As a teacher, I have witnessed first-hand that children learn more by watching us than by listening to us. If I turn to sarcasm when I am frustrated or irritated, my students will not learn from me how to handle frustration or irritation properly.
If I find out what happened instead of yelling, I am more likely to solve problems, and children realize how effective that is. If I reveal impatience with myself, I teach my students to be dissatisfied with themselves. If I treat my own mistakes as an ordinary part of life, not loaded with shame or anger, children can learn to cope with setbacks without losing heart. If my students see me having fun helping someone else, they are likely to find pleasure in the same way. When I apologize readily for little goofs, my students can learn to do so as well.
My own power as a role model humbles me, both in the classroom and at home. Children see us as we are. We are all role models. We can be kind because we have received God’s kindness.
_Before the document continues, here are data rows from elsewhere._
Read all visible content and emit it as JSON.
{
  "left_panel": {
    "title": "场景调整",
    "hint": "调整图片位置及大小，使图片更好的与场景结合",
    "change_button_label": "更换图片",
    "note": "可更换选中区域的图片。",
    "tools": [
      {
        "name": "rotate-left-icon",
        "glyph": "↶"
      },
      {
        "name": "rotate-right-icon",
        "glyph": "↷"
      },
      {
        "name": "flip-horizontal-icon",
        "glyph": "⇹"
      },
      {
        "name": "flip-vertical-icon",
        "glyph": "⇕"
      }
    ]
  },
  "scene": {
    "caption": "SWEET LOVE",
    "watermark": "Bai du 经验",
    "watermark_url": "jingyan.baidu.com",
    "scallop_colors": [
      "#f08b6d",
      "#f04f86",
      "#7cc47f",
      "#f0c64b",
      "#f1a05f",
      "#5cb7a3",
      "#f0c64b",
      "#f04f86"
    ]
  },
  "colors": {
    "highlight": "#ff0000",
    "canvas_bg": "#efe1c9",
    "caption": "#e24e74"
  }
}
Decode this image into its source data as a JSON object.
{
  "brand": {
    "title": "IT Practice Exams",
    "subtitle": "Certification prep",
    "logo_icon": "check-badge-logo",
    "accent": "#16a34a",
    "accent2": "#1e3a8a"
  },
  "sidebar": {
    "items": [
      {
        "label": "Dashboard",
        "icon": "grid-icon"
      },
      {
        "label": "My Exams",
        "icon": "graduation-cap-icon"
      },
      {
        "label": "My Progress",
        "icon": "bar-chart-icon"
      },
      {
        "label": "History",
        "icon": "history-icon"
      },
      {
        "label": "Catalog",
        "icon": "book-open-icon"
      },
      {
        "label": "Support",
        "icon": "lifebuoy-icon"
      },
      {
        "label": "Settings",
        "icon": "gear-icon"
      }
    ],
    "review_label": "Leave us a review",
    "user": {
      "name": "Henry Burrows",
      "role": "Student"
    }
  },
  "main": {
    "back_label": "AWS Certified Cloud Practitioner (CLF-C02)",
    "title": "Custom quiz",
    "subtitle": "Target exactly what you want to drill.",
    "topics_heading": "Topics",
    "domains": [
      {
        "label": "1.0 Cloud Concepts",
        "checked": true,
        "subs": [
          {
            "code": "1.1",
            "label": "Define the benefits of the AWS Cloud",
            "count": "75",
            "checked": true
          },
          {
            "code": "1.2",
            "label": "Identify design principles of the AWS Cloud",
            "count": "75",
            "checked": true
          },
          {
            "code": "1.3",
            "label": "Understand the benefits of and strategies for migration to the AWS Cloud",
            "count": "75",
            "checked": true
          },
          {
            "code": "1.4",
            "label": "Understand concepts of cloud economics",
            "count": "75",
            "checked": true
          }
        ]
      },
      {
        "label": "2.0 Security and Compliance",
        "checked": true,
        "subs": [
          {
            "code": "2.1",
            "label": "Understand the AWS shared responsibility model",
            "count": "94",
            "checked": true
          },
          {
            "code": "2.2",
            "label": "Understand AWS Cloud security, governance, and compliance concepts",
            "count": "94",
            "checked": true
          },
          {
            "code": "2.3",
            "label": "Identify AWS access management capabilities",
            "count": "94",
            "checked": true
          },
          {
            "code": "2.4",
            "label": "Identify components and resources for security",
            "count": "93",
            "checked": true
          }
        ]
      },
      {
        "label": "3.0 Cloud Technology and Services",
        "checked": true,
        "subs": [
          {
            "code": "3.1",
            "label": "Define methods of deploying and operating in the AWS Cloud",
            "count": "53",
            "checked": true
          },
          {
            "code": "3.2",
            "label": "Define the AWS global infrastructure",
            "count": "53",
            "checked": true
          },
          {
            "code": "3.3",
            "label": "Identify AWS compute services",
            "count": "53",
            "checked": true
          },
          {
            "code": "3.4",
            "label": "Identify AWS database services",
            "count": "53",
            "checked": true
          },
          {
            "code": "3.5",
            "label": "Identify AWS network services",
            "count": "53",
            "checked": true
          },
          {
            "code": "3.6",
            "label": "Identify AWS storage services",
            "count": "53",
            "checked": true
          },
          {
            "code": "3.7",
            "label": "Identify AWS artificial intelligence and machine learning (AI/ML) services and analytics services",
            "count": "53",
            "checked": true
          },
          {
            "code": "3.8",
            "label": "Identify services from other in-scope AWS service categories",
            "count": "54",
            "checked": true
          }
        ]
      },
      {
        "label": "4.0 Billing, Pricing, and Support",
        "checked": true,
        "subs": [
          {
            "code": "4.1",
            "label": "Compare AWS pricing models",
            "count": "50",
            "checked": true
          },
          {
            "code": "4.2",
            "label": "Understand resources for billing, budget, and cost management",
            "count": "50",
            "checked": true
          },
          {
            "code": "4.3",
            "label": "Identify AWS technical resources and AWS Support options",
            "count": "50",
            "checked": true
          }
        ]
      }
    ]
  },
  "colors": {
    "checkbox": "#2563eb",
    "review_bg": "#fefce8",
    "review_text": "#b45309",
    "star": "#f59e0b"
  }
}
If we nurture it and spread it, that kindness can ripple outward forever.
This message was adapted from “Not-So-Random Acts of Kindness” written by Karen Burgess-Cassler that first appeared in the January/February 2006 issue of Lutheran Woman Today (now Gather) magazine.